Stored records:
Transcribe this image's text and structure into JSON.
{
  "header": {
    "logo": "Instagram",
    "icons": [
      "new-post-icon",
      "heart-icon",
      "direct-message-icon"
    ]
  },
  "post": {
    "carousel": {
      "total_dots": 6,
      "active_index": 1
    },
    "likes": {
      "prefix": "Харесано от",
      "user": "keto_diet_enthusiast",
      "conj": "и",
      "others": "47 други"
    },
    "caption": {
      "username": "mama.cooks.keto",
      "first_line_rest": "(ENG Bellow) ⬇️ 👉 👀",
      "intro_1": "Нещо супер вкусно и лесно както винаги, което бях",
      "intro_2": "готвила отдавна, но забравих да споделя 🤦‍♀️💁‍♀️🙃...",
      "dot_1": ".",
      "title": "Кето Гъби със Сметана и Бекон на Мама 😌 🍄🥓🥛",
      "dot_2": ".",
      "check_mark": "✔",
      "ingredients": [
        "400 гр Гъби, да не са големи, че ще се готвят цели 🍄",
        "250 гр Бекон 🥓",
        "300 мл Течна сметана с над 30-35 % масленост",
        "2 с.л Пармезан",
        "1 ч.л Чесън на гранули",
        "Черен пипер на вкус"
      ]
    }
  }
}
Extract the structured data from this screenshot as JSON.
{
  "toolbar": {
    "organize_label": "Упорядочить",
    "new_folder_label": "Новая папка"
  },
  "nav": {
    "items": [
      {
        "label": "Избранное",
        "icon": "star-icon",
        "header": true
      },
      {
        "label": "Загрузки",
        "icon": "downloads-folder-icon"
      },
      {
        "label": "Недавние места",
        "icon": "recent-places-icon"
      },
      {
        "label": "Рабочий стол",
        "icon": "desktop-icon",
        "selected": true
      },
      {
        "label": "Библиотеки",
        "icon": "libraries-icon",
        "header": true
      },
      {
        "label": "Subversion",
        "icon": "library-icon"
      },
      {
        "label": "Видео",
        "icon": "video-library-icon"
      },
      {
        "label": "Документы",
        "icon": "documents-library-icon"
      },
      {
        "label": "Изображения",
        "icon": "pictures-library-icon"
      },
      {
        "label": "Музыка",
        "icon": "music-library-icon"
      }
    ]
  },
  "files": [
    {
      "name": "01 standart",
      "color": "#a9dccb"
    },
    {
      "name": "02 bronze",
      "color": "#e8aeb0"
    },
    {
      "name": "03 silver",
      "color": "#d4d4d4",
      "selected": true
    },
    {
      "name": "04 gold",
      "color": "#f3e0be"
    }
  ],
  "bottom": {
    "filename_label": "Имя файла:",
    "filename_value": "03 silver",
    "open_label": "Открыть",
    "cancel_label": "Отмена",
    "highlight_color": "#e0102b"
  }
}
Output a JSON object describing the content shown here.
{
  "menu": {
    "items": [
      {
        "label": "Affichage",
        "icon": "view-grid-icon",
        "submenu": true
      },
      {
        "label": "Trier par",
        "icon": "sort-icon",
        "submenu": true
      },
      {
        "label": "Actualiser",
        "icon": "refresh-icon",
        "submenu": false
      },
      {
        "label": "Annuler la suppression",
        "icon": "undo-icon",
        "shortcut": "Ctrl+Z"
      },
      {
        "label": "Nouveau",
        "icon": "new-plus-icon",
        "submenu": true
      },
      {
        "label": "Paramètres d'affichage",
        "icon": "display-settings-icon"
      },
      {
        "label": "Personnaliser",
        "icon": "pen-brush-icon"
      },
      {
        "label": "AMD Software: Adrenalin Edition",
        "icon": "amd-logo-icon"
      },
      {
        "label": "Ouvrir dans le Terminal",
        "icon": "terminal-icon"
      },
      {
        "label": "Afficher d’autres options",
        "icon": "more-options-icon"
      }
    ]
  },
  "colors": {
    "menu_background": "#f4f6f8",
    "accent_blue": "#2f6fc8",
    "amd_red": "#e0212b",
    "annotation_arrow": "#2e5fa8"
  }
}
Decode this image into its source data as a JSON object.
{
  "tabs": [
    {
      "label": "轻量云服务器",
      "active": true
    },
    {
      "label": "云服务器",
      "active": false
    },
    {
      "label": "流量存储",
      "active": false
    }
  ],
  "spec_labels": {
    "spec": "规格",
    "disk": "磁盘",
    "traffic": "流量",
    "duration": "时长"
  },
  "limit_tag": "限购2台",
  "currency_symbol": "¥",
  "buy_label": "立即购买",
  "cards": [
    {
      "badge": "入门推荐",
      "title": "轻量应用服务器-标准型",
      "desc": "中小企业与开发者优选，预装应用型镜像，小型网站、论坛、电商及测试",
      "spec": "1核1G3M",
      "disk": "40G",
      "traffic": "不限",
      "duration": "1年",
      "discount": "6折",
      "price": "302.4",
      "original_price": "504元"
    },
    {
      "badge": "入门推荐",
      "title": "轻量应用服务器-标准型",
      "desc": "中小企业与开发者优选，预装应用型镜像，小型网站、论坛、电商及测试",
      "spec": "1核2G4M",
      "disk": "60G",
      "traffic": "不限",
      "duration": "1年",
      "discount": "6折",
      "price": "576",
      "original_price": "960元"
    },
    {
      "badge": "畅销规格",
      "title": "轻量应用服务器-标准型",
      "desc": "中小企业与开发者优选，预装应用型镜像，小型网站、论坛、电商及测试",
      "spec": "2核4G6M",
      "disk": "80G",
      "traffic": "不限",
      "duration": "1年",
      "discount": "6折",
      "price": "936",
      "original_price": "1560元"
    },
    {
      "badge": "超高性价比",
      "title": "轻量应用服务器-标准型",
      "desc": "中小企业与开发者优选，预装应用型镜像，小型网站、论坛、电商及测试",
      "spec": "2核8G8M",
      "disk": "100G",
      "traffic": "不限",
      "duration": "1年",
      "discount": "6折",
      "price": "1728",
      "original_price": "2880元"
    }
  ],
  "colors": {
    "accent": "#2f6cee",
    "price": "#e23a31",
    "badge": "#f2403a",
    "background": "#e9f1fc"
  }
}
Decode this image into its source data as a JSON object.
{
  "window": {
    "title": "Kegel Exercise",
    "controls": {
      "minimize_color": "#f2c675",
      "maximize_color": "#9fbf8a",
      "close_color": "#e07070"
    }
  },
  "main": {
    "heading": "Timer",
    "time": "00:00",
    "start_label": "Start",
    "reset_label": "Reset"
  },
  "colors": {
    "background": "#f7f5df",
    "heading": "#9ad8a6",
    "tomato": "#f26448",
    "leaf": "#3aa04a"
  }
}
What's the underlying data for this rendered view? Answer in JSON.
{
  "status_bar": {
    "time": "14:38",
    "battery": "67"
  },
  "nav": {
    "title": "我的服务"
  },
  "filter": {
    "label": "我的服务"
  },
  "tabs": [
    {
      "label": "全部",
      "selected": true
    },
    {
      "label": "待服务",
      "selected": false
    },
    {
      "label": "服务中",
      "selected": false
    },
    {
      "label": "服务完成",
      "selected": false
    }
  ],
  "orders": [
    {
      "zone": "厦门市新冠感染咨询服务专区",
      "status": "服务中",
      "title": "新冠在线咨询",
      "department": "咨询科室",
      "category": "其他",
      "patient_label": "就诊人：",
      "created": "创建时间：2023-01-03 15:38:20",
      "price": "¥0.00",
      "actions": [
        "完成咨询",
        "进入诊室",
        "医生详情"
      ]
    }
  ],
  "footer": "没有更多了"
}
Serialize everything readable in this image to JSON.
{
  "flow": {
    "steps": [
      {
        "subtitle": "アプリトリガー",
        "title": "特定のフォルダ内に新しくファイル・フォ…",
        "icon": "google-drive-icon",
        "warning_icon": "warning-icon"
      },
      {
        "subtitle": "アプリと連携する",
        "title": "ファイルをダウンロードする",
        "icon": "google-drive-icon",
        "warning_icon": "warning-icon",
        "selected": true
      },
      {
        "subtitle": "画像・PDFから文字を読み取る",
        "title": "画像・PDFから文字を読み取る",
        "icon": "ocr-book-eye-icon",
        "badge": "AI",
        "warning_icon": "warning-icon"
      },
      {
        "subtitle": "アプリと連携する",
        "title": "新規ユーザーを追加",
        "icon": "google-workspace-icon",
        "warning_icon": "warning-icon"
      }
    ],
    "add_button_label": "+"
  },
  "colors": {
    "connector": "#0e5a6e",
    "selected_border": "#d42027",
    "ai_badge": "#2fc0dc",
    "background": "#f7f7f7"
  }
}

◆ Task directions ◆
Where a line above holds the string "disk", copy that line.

◆ Answer for this exercise ◆
    "disk": "磁盘",
      "disk": "40G",
      "disk": "60G",
      "disk": "80G",
      "disk": "100G",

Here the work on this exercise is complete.